- [App and web page records]:
● ● ● ● ● ● ●

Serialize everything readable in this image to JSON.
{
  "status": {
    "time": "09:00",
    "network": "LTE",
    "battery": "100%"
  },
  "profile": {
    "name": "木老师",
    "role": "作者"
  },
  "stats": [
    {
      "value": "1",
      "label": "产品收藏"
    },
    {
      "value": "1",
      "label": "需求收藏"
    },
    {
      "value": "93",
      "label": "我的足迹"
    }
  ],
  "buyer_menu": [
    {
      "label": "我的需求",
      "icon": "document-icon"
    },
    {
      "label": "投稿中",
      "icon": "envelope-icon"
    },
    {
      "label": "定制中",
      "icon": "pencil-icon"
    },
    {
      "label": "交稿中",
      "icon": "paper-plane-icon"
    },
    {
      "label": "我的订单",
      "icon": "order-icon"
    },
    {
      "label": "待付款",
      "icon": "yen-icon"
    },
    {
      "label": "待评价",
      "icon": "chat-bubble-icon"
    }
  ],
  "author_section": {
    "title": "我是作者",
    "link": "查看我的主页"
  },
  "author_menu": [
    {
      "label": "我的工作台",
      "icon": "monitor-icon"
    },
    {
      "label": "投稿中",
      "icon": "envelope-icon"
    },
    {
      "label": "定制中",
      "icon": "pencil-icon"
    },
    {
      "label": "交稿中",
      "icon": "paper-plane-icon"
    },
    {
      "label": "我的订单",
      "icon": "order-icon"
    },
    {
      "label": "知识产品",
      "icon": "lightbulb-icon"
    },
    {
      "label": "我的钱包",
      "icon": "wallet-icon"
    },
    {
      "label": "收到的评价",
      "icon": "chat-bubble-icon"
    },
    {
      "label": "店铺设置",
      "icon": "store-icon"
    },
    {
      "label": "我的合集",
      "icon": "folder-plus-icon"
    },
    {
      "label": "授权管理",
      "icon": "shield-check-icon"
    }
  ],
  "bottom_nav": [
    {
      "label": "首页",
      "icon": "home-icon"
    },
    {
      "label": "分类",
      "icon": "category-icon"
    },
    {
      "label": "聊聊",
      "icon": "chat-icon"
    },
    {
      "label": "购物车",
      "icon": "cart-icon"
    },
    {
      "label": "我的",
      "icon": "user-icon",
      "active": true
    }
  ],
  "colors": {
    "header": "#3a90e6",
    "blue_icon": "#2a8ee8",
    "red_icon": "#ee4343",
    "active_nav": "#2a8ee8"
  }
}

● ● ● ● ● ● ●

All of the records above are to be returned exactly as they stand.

- [RESPONSE]:
Serialize everything readable in this image to JSON.
{
  "status": {
    "time": "09:00",
    "network": "LTE",
    "battery": "100%"
  },
  "profile": {
    "name": "木老师",
    "role": "作者"
  },
  "stats": [
    {
      "value": "1",
      "label": "产品收藏"
    },
    {
      "value": "1",
      "label": "需求收藏"
    },
    {
      "value": "93",
      "label": "我的足迹"
    }
  ],
  "buyer_menu": [
    {
      "label": "我的需求",
      "icon": "document-icon"
    },
    {
      "label": "投稿中",
      "icon": "envelope-icon"
    },
    {
      "label": "定制中",
      "icon": "pencil-icon"
    },
    {
      "label": "交稿中",
      "icon": "paper-plane-icon"
    },
    {
      "label": "我的订单",
      "icon": "order-icon"
    },
    {
      "label": "待付款",
      "icon": "yen-icon"
    },
    {
      "label": "待评价",
      "icon": "chat-bubble-icon"
    }
  ],
  "author_section": {
    "title": "我是作者",
    "link": "查看我的主页"
  },
  "author_menu": [
    {
      "label": "我的工作台",
      "icon": "monitor-icon"
    },
    {
      "label": "投稿中",
      "icon": "envelope-icon"
    },
    {
      "label": "定制中",
      "icon": "pencil-icon"
    },
    {
      "label": "交稿中",
      "icon": "paper-plane-icon"
    },
    {
      "label": "我的订单",
      "icon": "order-icon"
    },
    {
      "label": "知识产品",
      "icon": "lightbulb-icon"
    },
    {
      "label": "我的钱包",
      "icon": "wallet-icon"
    },
    {
      "label": "收到的评价",
      "icon": "chat-bubble-icon"
    },
    {
      "label": "店铺设置",
      "icon": "store-icon"
    },
    {
      "label": "我的合集",
      "icon": "folder-plus-icon"
    },
    {
      "label": "授权管理",
      "icon": "shield-check-icon"
    }
  ],
  "bottom_nav": [
    {
      "label": "首页",
      "icon": "home-icon"
    },
    {
      "label": "分类",
      "icon": "category-icon"
    },
    {
      "label": "聊聊",
      "icon": "chat-icon"
    },
    {
      "label": "购物车",
      "icon": "cart-icon"
    },
    {
      "label": "我的",
      "icon": "user-icon",
      "active": true
    }
  ],
  "colors": {
    "header": "#3a90e6",
    "blue_icon": "#2a8ee8",
    "red_icon": "#ee4343",
    "active_nav": "#2a8ee8"
  }
}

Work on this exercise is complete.